Though the understated Swiss and British Pavilions were the big (and perhaps overly literal) winners at this year’s Venice Architecture Biennale investigating Freespace, it was the Chinese that put their relentless architectural progress on display. Nestled in the back of the Arsenale, the Chinese Pavilion presented dozens of built works all around Chinese countryside, each project demonstrating a meaningful social impact through the involvement of villagers in the production process. Among the most visible Chinese architects presenting at the pavilion was Shanghai-based educator and practitioner Philip Yuan, whose office Archi-Union Architects has become a major voice in the already-distinctive contemporary Chinese architecture scene.
On 19 July, 2018 curator Vladimir Belogolovsky will join gallerist and curator Ulrich Müller to discuss Philip Yuan’s work at the opening of Archi-Union Architects Collaborative Laboratory exhibition at Architektur Galerie Berlin. Belogolovsky’s interview with Philip Yuan follows after the break:
In China's newly emerging constellation of famed architects, few firms elicit the sense of surprise caused by the work of Atelier Deshaus. With projects ranging from awe-inspiring to humble, their work does not adhere to any stylistic rules, but all of their projects exude an enigmatic aura. In this interview, the latest in Vladimir Belogolovsky’s “City of Ideas” series, principals Liu Yichun and Chen Yifeng discuss the role of identity in their work and how they try to connect their buildings to the landscape.
Vladimir Belogolovsky: Is it true that you each design different projects in the studio? Why is that?
Liu Yichun: This has been true since 2010. Before that we always designed everything together. We used to have endless discussions and too many disagreements and arguments. That’s why we decided to pursue two parallel paths. This approach led to greater efficiency and it helped us to formulate clearer ideas of our independent views of architecture. It also helps us to diversify our work and to avoid forming one recognizable style.

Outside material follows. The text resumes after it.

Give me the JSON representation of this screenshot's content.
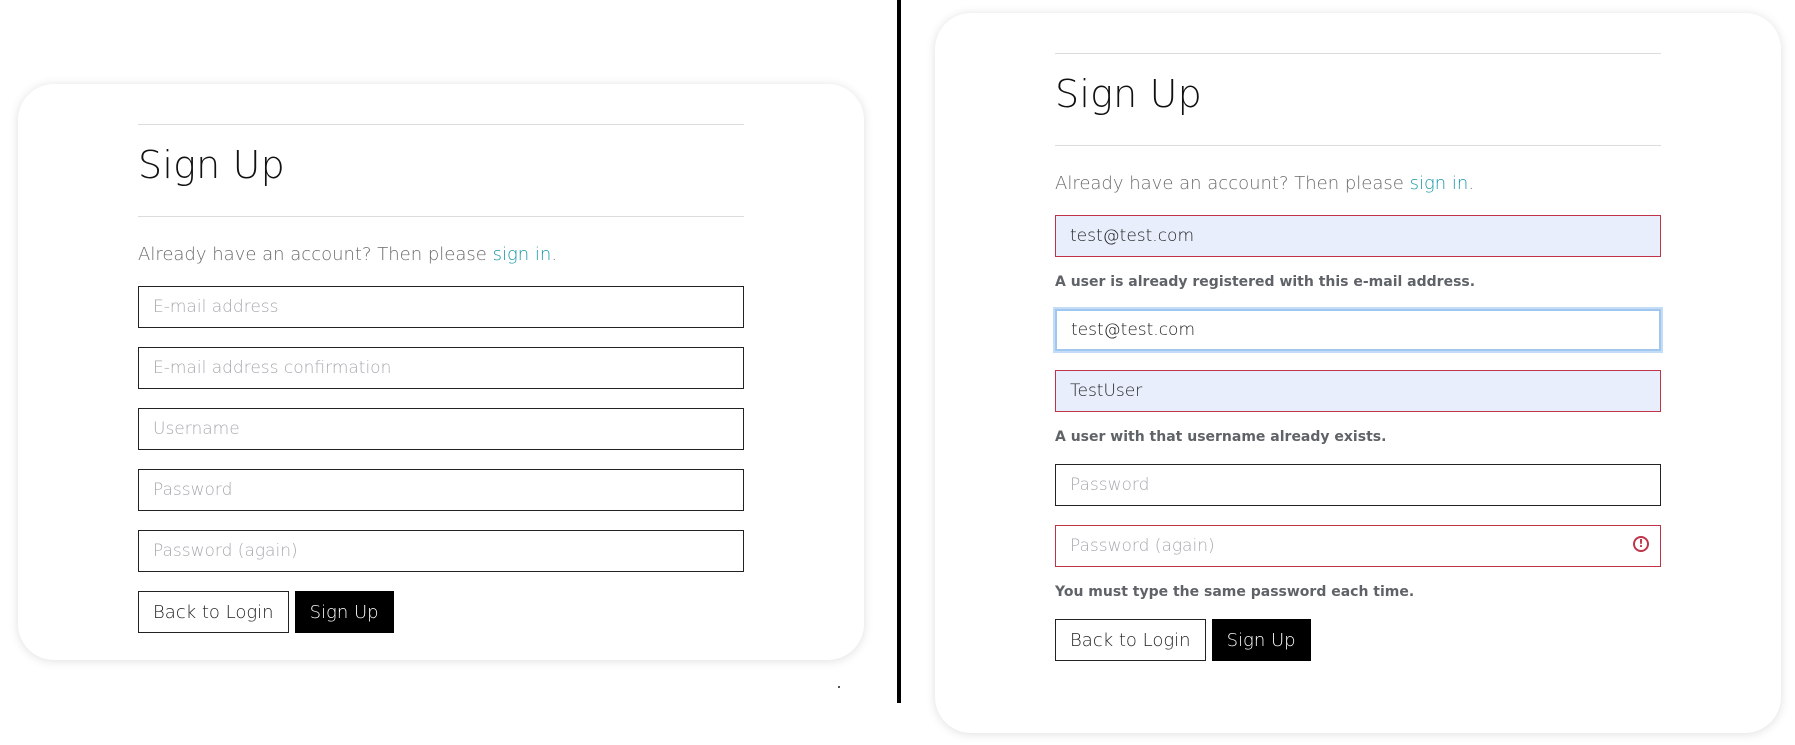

Chen Yifeng: It is important for us to express our solutions differently, even though, fundamentally, we are working in one direction and pursuing one family of ideas.

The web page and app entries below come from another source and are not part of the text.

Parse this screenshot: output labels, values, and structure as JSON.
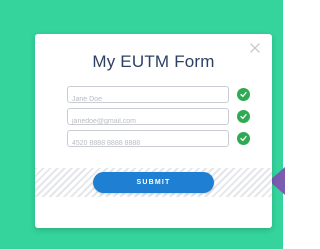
{
  "form": {
    "title": "My EUTM Form",
    "fields": [
      {
        "value": "",
        "placeholder": "Jane Doe",
        "valid": true
      },
      {
        "value": "",
        "placeholder": "janedoe@gmail.com",
        "valid": true
      },
      {
        "value": "",
        "placeholder": "4520 8888 8888 8888",
        "valid": true
      }
    ],
    "submit_label": "SUBMIT"
  },
  "icons": {
    "close": "close-icon",
    "check": "check-circle-icon"
  },
  "colors": {
    "background": "#34d49c",
    "card": "#ffffff",
    "title": "#2d4064",
    "submit": "#1f7fd2",
    "check": "#2eab52",
    "side_tab": "#7b5bb0"
  }
}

2017 was a momentous year for Chinese architecture. From Tianjin Binhai Library taking the internet by storm with images of its terraced "sea of bookcases", to Alvar Aalto Medal recognizing Zhang Ke of standardarchitecture for his professional accomplishments. China has retained a remarkable presence in the global architecture scene.
So many of our readers around the world celebrate Chinese New Year and welcome fresh beginnings in the Year of the Dog, we would like to take a look back at 2017 and share with you the most visited projects from China. This is a collection of projects coming from world-famous practices such as MVRDV and MAD Architects, and also from the younger, local talents who have demonstrated great potential in bringing positive changes to China’s built environment.